Supplied records ▸
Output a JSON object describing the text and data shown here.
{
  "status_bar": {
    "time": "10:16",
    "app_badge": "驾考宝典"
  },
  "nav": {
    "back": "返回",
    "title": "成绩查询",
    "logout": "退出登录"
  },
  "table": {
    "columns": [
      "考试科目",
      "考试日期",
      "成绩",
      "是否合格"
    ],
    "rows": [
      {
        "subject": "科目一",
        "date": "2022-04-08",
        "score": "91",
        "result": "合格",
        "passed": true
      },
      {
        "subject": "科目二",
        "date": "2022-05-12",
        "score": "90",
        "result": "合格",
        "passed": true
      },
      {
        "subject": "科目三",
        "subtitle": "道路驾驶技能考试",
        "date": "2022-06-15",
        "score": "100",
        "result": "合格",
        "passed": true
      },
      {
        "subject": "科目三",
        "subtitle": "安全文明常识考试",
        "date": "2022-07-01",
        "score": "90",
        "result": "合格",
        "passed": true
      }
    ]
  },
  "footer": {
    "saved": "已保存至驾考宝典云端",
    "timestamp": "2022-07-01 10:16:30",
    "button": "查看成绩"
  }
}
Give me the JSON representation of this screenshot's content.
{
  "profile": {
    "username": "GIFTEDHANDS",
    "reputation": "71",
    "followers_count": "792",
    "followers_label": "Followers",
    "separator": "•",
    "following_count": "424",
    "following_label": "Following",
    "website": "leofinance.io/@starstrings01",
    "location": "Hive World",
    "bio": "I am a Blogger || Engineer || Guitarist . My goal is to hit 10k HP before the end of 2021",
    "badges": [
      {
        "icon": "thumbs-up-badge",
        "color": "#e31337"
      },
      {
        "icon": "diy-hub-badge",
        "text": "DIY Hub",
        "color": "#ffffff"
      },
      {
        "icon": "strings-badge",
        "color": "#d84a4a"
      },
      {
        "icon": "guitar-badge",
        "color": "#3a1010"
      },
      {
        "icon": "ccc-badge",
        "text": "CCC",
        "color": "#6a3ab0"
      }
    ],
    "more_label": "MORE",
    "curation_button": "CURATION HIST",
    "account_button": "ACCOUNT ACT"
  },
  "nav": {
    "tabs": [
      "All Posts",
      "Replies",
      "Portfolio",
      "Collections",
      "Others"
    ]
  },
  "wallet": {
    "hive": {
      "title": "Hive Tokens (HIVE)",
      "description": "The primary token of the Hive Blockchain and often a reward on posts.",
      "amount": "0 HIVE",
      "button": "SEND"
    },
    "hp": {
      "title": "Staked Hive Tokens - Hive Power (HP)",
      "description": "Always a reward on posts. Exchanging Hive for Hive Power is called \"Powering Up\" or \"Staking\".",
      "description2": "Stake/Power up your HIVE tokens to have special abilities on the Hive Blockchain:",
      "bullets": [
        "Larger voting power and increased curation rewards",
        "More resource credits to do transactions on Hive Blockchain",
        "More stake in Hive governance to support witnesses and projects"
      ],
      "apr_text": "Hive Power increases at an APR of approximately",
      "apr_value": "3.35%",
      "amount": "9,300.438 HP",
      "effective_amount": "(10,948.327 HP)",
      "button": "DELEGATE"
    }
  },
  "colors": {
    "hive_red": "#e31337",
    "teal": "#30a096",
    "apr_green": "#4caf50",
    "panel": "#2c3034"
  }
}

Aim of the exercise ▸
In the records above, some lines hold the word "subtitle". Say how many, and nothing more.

Task result ▸
2